Returning now to Acts 19 and the seven sons of Sceva,[iv] it is said in the story of the exorcist/priests that they were overcome by the evil they claimed to have power to dispel, and this became known to both Jew and Greek throughout the province of Asia. How did it become known? Paul and company decided to take up an offering for those at Jerusalem, the very priestly believers (cp. Acts 6:7) whose tithes were withheld by the priesthood of Annas (Sceva). Paul wrote to the Corinthians to make ready on the first day of the Weeks (1Corinthians 16:1-8). This was the day in the spring when normal harvesting began in Palestine. It was also the anniversary of our Lord’s resurrection. In fact, knowledge that the priesthood of the seven sons of Annas (Sceva) was overcome by the evil they, in name, attempted to expel spread throughout the province of Asia, Galatia, Macedonia and Achaia, because Paul told them of the need of the priests, some of whom had starved to death, which is pictured above in Lazarus’ hope for the crumbs from the table of the rich man (Jonathan, high priest at the time of Paul’s 3rd missionary journey; or Matthias, high priest at Luke’s publishing of Acts and son of Theophilus–Luke’s addressee) whose table was full of the tithes belonging to the faithful priests who had little power to object for their mistreatment.

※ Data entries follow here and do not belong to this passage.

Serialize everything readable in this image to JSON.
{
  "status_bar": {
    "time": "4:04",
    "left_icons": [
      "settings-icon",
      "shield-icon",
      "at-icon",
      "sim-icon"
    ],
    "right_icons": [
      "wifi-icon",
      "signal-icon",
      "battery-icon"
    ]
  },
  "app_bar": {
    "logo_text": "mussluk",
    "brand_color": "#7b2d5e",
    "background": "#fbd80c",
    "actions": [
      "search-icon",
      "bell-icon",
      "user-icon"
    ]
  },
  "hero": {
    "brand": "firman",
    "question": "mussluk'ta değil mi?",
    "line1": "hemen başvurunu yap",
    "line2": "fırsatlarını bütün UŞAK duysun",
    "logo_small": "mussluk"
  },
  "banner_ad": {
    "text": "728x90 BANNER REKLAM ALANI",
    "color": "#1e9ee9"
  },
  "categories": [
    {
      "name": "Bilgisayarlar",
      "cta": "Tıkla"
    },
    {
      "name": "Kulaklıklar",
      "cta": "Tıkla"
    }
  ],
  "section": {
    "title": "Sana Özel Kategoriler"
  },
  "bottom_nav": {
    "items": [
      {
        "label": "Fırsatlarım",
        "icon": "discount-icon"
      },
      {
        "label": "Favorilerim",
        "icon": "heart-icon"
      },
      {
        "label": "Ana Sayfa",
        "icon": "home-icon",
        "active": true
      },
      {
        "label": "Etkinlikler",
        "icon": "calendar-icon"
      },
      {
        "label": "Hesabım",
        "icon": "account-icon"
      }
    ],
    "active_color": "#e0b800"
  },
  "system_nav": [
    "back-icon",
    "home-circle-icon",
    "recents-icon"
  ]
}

There are other comparisons that could be made from both Luke and Acts to show an underlying theme that confronts Theophilus and the priesthood of Annas with their sins, but this should suffice for my purpose at this point in the book of Acts. Let me remind anyone who reads this, that the idea of Luke’s theme and the identity of Theophilus I received through reading Lee Dahn’s blog which can be found HERE on blogspot and HERE on wordpress.
[i] Josephus, Antiquities of the Jews; book 20, chapter 9, paragraph 2
[ii] Josephus Antiquities of the Jews, book 20, chapter 8, paragraph 8
[iii] Josephus, Antiquities of the Jews, book 20, chapter 8, paragraph 5-6
[iv] Sceva is from the Latin, meaning left handed and by implication: sinister or evil, which is supposed to describe Annas, the high priest and head of the most renown family of priests in the 1st century CE.